This book makes a renewed case for law as a human science, by investigating the development of modern law as an academic discipline in relation to both the social scientific and hermeneutical traditions. The former – more Anglophone – approach associates law with an instrumental notion of knowledge and science: legal knowledge can be exploited both as a practitioner's tool and to provide potentially workable solutions to social problems. In contrast, the hermeneutic – and more Continental – approach situates law among the human sciences. This makes the instrumentalisation of legal knowledge difficult, if not impossible.
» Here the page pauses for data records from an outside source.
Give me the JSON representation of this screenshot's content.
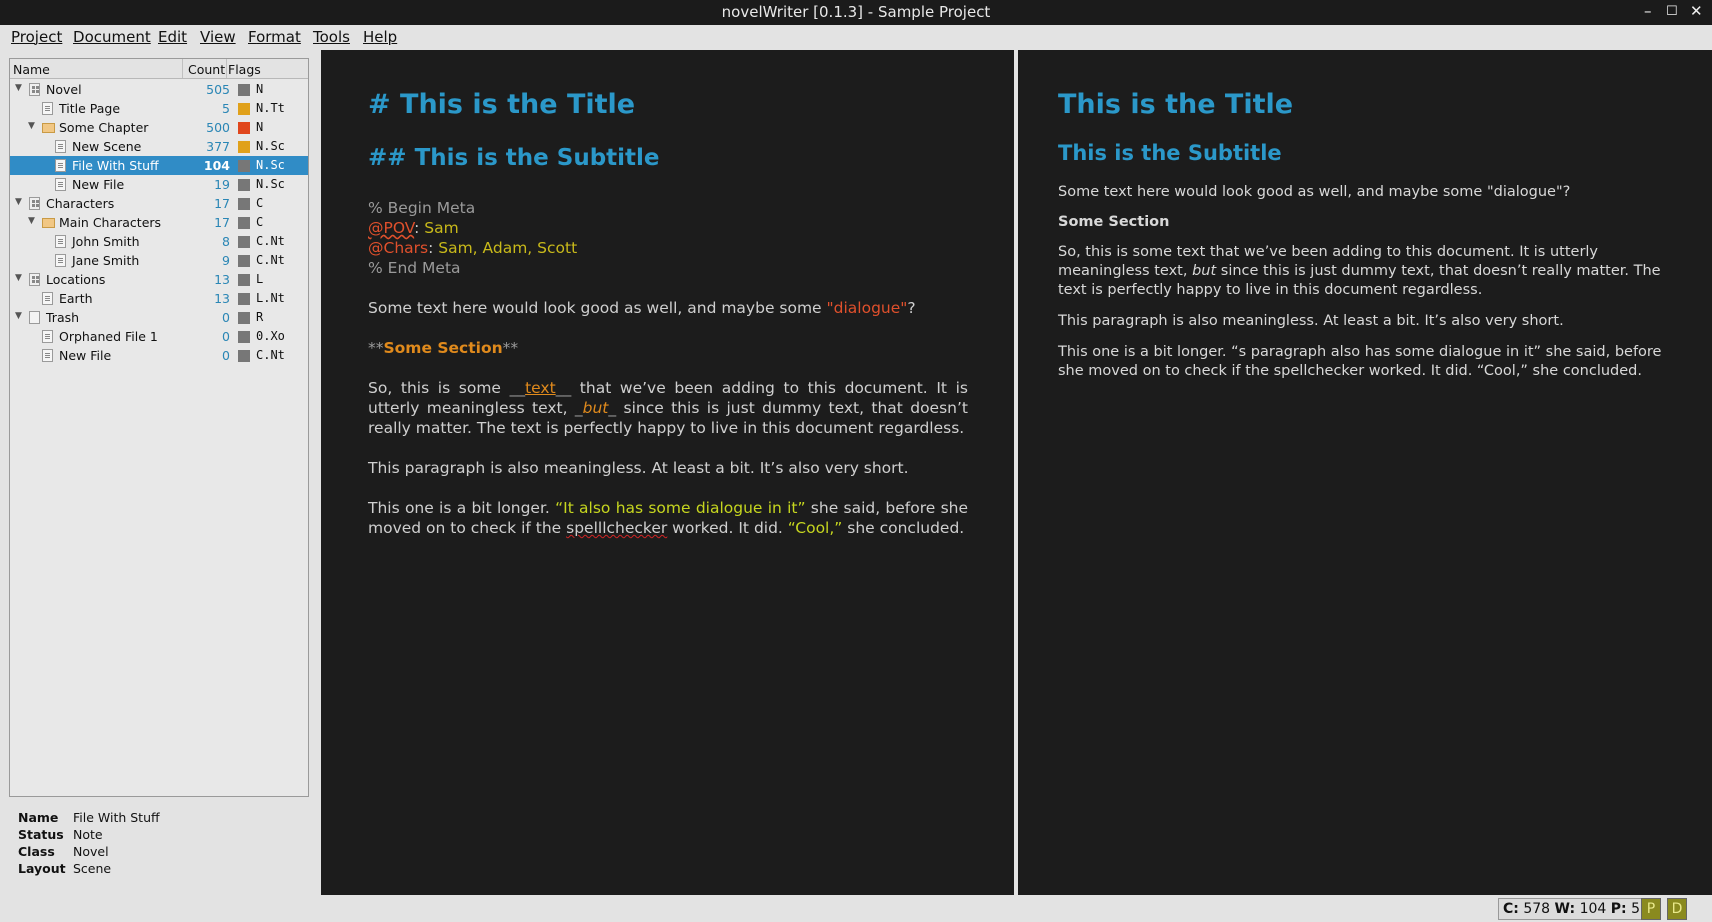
{
  "window": {
    "title": "novelWriter [0.1.3] - Sample Project"
  },
  "menu": [
    "Project",
    "Document",
    "Edit",
    "View",
    "Format",
    "Tools",
    "Help"
  ],
  "tree": {
    "columns": [
      "Name",
      "Count",
      "Flags"
    ],
    "rows": [
      {
        "label": "Novel",
        "count": "505",
        "flag": "N",
        "color": "#777777",
        "icon": "root-icon",
        "expanded": true
      },
      {
        "label": "Title Page",
        "count": "5",
        "flag": "N.Tt",
        "color": "#e0a11b",
        "icon": "document-icon"
      },
      {
        "label": "Some Chapter",
        "count": "500",
        "flag": "N",
        "color": "#e0461c",
        "icon": "folder-icon",
        "expanded": true
      },
      {
        "label": "New Scene",
        "count": "377",
        "flag": "N.Sc",
        "color": "#e0a11b",
        "icon": "document-icon"
      },
      {
        "label": "File With Stuff",
        "count": "104",
        "flag": "N.Sc",
        "color": "#777777",
        "icon": "document-icon",
        "selected": true
      },
      {
        "label": "New File",
        "count": "19",
        "flag": "N.Sc",
        "color": "#777777",
        "icon": "document-icon"
      },
      {
        "label": "Characters",
        "count": "17",
        "flag": "C",
        "color": "#777777",
        "icon": "root-icon",
        "expanded": true
      },
      {
        "label": "Main Characters",
        "count": "17",
        "flag": "C",
        "color": "#777777",
        "icon": "folder-icon",
        "expanded": true
      },
      {
        "label": "John Smith",
        "count": "8",
        "flag": "C.Nt",
        "color": "#777777",
        "icon": "document-icon"
      },
      {
        "label": "Jane Smith",
        "count": "9",
        "flag": "C.Nt",
        "color": "#777777",
        "icon": "document-icon"
      },
      {
        "label": "Locations",
        "count": "13",
        "flag": "L",
        "color": "#777777",
        "icon": "root-icon",
        "expanded": true
      },
      {
        "label": "Earth",
        "count": "13",
        "flag": "L.Nt",
        "color": "#777777",
        "icon": "document-icon"
      },
      {
        "label": "Trash",
        "count": "0",
        "flag": "R",
        "color": "#777777",
        "icon": "trash-icon",
        "expanded": true
      },
      {
        "label": "Orphaned File 1",
        "count": "0",
        "flag": "0.Xo",
        "color": "#777777",
        "icon": "document-icon"
      },
      {
        "label": "New File",
        "count": "0",
        "flag": "C.Nt",
        "color": "#777777",
        "icon": "document-icon"
      }
    ]
  },
  "details": {
    "name_key": "Name",
    "name": "File With Stuff",
    "status_key": "Status",
    "status": "Note",
    "class_key": "Class",
    "class": "Novel",
    "layout_key": "Layout",
    "layout": "Scene"
  },
  "editor": {
    "h1_mark": "#",
    "h1": "This is the Title",
    "h2_mark": "##",
    "h2": "This is the Subtitle",
    "meta_begin": "% Begin Meta",
    "pov_key": "@POV",
    "pov_val": "Sam",
    "chars_key": "@Chars",
    "chars_val": "Sam, Adam, Scott",
    "meta_end": "% End Meta",
    "p1_a": "Some text here would look good as well, and maybe some ",
    "p1_dlg": "\"dialogue\"",
    "p1_b": "?",
    "sec_mark_a": "**",
    "sec": "Some Section",
    "sec_mark_b": "**",
    "p2_a": "So, this is some ",
    "p2_u_mark_a": "__",
    "p2_u": "text",
    "p2_u_mark_b": "__",
    "p2_b": " that we’ve been adding to this document. It is utterly meaningless text, ",
    "p2_i_mark_a": "_",
    "p2_i": "but",
    "p2_i_mark_b": "_",
    "p2_c": " since this is just dummy text, that doesn’t really matter. The text is perfectly happy to live in this document regardless.",
    "p3": "This paragraph is also meaningless. At least a bit. It’s also very short.",
    "p4_a": "This one is a bit longer. ",
    "p4_dlg1": "“It also has some dialogue in it”",
    "p4_b": " she said, before she moved on to check if the ",
    "p4_spell": "spelllchecker",
    "p4_c": " worked. It did. ",
    "p4_dlg2": "“Cool,”",
    "p4_d": " she concluded."
  },
  "viewer": {
    "h1": "This is the Title",
    "h2": "This is the Subtitle",
    "p1": "Some text here would look good as well, and maybe some \"dialogue\"?",
    "sec": "Some Section",
    "p2_a": "So, this is some text that we’ve been adding to this document. It is utterly meaningless text, ",
    "p2_i": "but",
    "p2_b": " since this is just dummy text, that doesn’t really matter. The text is perfectly happy to live in this document regardless.",
    "p3": "This paragraph is also meaningless. At least a bit. It’s also very short.",
    "p4": "This one is a bit longer. “s paragraph also has some dialogue in it” she said, before she moved on to check if the spellchecker worked. It did. “Cool,” she concluded."
  },
  "statusbar": {
    "c_label": "C:",
    "c": "578",
    "w_label": "W:",
    "w": "104",
    "p_label": "P:",
    "p": "5",
    "badge_p": "P",
    "badge_d": "D"
  }
}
But it is this approach that Panu Minkkinen defends here, in a radicalisation of law’s traditional affiliations with the human sciences. The ‘hermeneutical legal academic’, he argues, provides not only a renewed basis for seeing law as a human science, but also a new foundation for understanding it as an essentially critical enterprise.

Subjects:
Jurisprudence, Law and Society
Contents:
Introduction

Part 1: The Legal Academic
1. Max Weber and Legal Thinking
2. The Legal Academic's Impact
3. From Formal to Substantive Rationality

Part 2: The Science of Law
4. Law as a Moral Science
5. The Legal Academic as Interpreter
6. The Legal Academic and the Activist

Part 3: The Law School
7. The Edifying Law School
8. The Radical Law School

Part 4: The Politics of Legal Academia
9. Weber's Tragic Modernity